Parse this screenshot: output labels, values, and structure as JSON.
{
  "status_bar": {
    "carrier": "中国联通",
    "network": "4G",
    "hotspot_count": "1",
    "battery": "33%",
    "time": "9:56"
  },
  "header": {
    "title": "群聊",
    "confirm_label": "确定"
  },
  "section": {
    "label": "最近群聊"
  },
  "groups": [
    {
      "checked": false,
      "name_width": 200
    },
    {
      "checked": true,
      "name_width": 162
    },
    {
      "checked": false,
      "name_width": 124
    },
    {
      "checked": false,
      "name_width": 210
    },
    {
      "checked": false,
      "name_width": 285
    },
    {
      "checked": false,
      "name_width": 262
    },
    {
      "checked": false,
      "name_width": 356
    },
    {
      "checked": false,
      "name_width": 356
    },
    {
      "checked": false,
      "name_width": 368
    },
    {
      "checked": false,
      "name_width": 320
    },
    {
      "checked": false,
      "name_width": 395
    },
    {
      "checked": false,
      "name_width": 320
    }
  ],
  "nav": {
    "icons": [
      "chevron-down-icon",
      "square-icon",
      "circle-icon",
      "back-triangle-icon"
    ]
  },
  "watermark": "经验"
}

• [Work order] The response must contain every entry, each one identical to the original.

• [Answer to the problem]
Parse this screenshot: output labels, values, and structure as JSON.
{
  "status_bar": {
    "carrier": "中国联通",
    "network": "4G",
    "hotspot_count": "1",
    "battery": "33%",
    "time": "9:56"
  },
  "header": {
    "title": "群聊",
    "confirm_label": "确定"
  },
  "section": {
    "label": "最近群聊"
  },
  "groups": [
    {
      "checked": false,
      "name_width": 200
    },
    {
      "checked": true,
      "name_width": 162
    },
    {
      "checked": false,
      "name_width": 124
    },
    {
      "checked": false,
      "name_width": 210
    },
    {
      "checked": false,
      "name_width": 285
    },
    {
      "checked": false,
      "name_width": 262
    },
    {
      "checked": false,
      "name_width": 356
    },
    {
      "checked": false,
      "name_width": 356
    },
    {
      "checked": false,
      "name_width": 368
    },
    {
      "checked": false,
      "name_width": 320
    },
    {
      "checked": false,
      "name_width": 395
    },
    {
      "checked": false,
      "name_width": 320
    }
  ],
  "nav": {
    "icons": [
      "chevron-down-icon",
      "square-icon",
      "circle-icon",
      "back-triangle-icon"
    ]
  },
  "watermark": "经验"
}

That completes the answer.